iBio receives patent for plague antigens

iBio, Inc., recently announced that the U.S. Patent Office has accepted its patent application for claims related to certain plague antigens.

The application, entitled "Yersinia Pestis Antigens, Vaccine Compositions and Related Methods" covers claims using antigens comprising Y. pestis F1 proteins fused to the company's iBioModulator protein, as well as several other vaccine compositions and methods for producing an immune response to the antigen.

Plague is caused by the bacterium Y. pestis and is usually found in animals, but is capable of being spread to humans though infected fleas or contact with infected animals. It is also considered a potentially dangerous biowarfare agent.

There is no known vaccine against plague currently approved for use in the United States. In some animal models, vaccines have had success in eliminating the bubonic form of the illness, but they have not been effective against the pneumonic form.

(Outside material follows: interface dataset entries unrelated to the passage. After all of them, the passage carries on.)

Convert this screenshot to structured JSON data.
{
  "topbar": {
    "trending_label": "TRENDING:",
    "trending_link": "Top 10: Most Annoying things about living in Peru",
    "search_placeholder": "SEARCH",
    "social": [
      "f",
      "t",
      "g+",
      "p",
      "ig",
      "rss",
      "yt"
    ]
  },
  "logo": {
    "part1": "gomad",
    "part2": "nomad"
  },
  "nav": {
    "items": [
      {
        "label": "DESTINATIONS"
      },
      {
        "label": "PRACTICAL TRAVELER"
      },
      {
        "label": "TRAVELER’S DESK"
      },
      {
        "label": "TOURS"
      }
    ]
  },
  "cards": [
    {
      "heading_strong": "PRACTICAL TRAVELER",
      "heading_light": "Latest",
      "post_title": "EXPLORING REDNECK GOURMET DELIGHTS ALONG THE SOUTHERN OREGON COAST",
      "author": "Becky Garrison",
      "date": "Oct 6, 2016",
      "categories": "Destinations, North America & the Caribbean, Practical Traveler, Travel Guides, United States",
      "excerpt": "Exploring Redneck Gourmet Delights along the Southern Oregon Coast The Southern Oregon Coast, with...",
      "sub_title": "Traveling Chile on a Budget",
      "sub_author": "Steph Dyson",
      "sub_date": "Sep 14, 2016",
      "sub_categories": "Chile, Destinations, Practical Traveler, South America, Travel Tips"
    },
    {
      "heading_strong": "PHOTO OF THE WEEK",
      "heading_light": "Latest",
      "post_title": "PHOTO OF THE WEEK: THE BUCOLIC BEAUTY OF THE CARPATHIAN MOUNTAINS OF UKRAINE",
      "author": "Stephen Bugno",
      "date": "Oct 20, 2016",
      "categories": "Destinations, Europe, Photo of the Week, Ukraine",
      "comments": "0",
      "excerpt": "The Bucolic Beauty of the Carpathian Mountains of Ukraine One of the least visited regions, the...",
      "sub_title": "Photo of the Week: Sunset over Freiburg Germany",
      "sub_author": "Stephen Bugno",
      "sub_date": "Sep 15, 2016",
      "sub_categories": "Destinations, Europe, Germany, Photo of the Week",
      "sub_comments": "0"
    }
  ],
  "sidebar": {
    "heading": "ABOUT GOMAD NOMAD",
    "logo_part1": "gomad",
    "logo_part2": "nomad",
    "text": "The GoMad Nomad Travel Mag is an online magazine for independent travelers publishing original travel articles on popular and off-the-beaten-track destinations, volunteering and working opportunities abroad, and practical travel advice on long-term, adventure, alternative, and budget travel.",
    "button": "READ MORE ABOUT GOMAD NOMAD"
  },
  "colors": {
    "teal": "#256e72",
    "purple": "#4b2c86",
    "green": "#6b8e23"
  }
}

A recombinant plague vaccine incorporating the iBioModulator protein, produced by iBio, however, was recently shown to provide protection against pneumonic plague in non-human primate testing.

IBio specializes in the production of biologics using gene expression in green plants. Its methods have shown success in producing monoclonal antibodies, proteins and vaccines that cannot be successfully made using more traditional methods.